Sitting in dim light, with the only illumination coming from the overcast sky through the glass french doors and skylight, Loralyn DiDucca outlines a Maltese dog. With each question asked, a new stroke of color danced across the canvas.
In October of 2020, DiDucca started her pet art business after a friend wanted a canvas portrait of her dog who had just passed away. Taking that love of painting further, she named her small business J.C Pet Portraits, after her two childhood dogs Jacob and Chloe who passed in recent years.
After her mom’s Facebook post advertising the business, it soon became a success.
“From the beginning, it was a hit, it’s now settled down. I’m working on a website right now to expand my business and also I know somebody that has space available for me to display my paintings,” DiDucca said.
We listen to Lewis Capaldi, as I watch her finish the eye color of the dog. She mixes dark yellow and dark brown to get a rich chocolate color. I ask why she doesn’t just use regular brown paint. She explains that with a painting you never use solid colors that are too specific even though in the portraits it looks like you do. You need to mix multiple to get the correct shade and add layers. Why did you pick a Pet Portrait business? I asked. “Pets are something everyone can relate to as it has a more broad audience, dogs, pig, parrot anything.”
Mixing various colors such as mustard yellow, white and brown, she creates a frame around the dog’s ears and eyes. And here I thought the dog was just plain white.
With her business being immediately successful, DiDucca has been looking about expanding with a variety of clients and growing her personnel. Sweet Paws Rescue is a registered non-profit organization that rescues abandoned and displaced pets who wouldn’t have a chance at life otherwise. While their main location is in Massachusetts, they are also based in Mississippi and Alabama.
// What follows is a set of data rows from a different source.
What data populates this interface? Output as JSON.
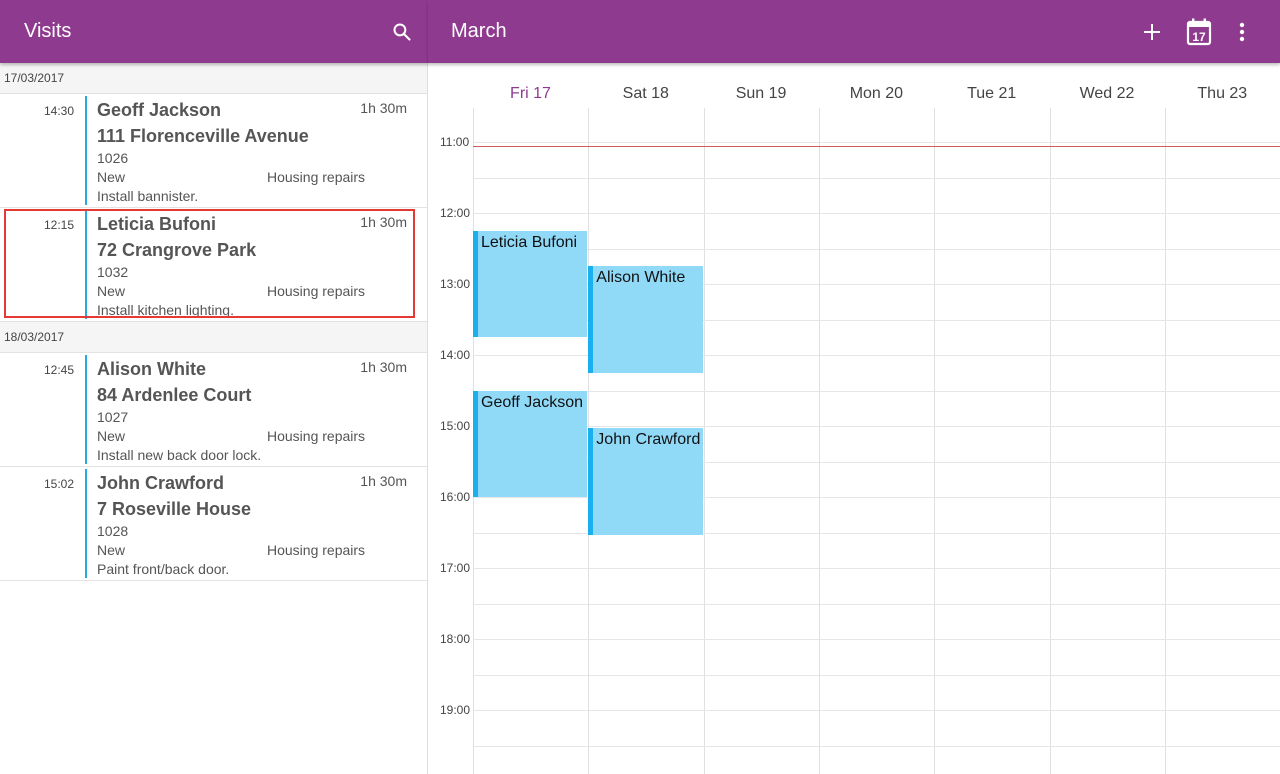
{
  "left_bar": {
    "title": "Visits",
    "search_icon": "search-icon"
  },
  "right_bar": {
    "title": "March",
    "add_icon": "plus-icon",
    "calendar_icon": "calendar-icon",
    "calendar_day": "17",
    "more_icon": "more-vert-icon"
  },
  "colors": {
    "app_bar": "#8e3b8f",
    "event_fill": "#90daf8",
    "event_border": "#1ab0ef",
    "selection": "#e53935",
    "now_line": "#d05a5a"
  },
  "groups": [
    {
      "date": "17/03/2017",
      "visits": [
        {
          "time": "14:30",
          "name": "Geoff Jackson",
          "duration": "1h 30m",
          "address": "111 Florenceville Avenue",
          "code": "1026",
          "status": "New",
          "category": "Housing repairs",
          "description": "Install bannister.",
          "selected": false
        },
        {
          "time": "12:15",
          "name": "Leticia Bufoni",
          "duration": "1h 30m",
          "address": "72 Crangrove Park",
          "code": "1032",
          "status": "New",
          "category": "Housing repairs",
          "description": "Install kitchen lighting.",
          "selected": true
        }
      ]
    },
    {
      "date": "18/03/2017",
      "visits": [
        {
          "time": "12:45",
          "name": "Alison White",
          "duration": "1h 30m",
          "address": "84 Ardenlee Court",
          "code": "1027",
          "status": "New",
          "category": "Housing repairs",
          "description": "Install new back door lock.",
          "selected": false
        },
        {
          "time": "15:02",
          "name": "John Crawford",
          "duration": "1h 30m",
          "address": "7 Roseville House",
          "code": "1028",
          "status": "New",
          "category": "Housing repairs",
          "description": "Paint front/back door.",
          "selected": false
        }
      ]
    }
  ],
  "calendar": {
    "days": [
      "Fri 17",
      "Sat 18",
      "Sun 19",
      "Mon 20",
      "Tue 21",
      "Wed 22",
      "Thu 23"
    ],
    "today_index": 0,
    "hours": [
      "11:00",
      "12:00",
      "13:00",
      "14:00",
      "15:00",
      "16:00",
      "17:00",
      "18:00",
      "19:00"
    ],
    "first_hour": 11,
    "current_time": 11.05,
    "events": [
      {
        "title": "Leticia Bufoni",
        "day": 0,
        "start": 12.25,
        "end": 13.75
      },
      {
        "title": "Alison White",
        "day": 1,
        "start": 12.75,
        "end": 14.25
      },
      {
        "title": "Geoff Jackson",
        "day": 0,
        "start": 14.5,
        "end": 16.0
      },
      {
        "title": "John Crawford",
        "day": 1,
        "start": 15.03,
        "end": 16.53
      }
    ]
  }
}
“From the start, it was just family and friends but then I came in contact with Sweet Paws Rescue in Massachusetts. They reached out to me because a family friend saw my mom’s Facebook post about my portraits and she actually worked with them. People within their dog rescue company found out about it and it became an instant hit.”
So far, DiDucca has painted 70 pet portraits in the past year and a half. But with great success comes a lot of responsibility.
While Loralyn spends a lot of her time painting and making art, she is also a school athlete, Regional Champion horseback rider, and part-time tennis coach. She is taking multiple AP classes leaving her with at least two hours of homework every day. How do you balance this with all your extracurricular activities? I asked.
“It can be stressful at times. I usually work on my paintings during the weekends, vacations are best, and If I need to ill work on them during the week. I will always make time for my painting”
Knowing that DiDucca listens to rap and alternative music, I’m surprised when the song Yellow by Coldplay comes on followed by Ed Sheeran’s SuperMarket Flowers. Why such sad music? I asked.
“As this is one of my stress relievers, painting is a very calming thing to do and sad music goes with the vibe of that. Rap music would be too distracting. It wouldn’t go with painting a person’s dead dog,” she answered while shaping the way the fur is going down the face with multiple colors. Transforming the dog from just a picture to realistic.
Additionally, while managing her art business, Loralyn DiDucca has been a Girl Scout for 14 years and is working toward her Gold Award. The Gold award is the highest accomplishment in Girl Scouts where you are trying to make an impact on a community. It is very prestigious as every year only 5% of eligible girls obtain this award. Loralyn has been designing a stuffed animal for kids in pediatric hospitals and is working with Boston Children’s Hospital.
“I chose to design a stuffed animal because I think it’s important for kids to use their creativity and feel supported by something that they can cuddle with which is sometimes better than a hand to hold. This impacts me because I can easily express my creativity with it. I can now share my ideas with other people and also have an impact in the medical world which is the profession I want to go into.” Even with her talent, DiDucca was not interested in an art career in the future.
With generations of family members in the medical field, DiDucca was always inspired to help people. Even watching her favorite show, Grey’s Anatomy while painting was a great pastime. “Painting someone’s pet for them that they’ve lost or being a Doctor where you can assist someone going through medical challenges have always felt sentimental.
“I like seeing people happy when they receive their paintings and I hope to make people happy when I become a doctor someday.”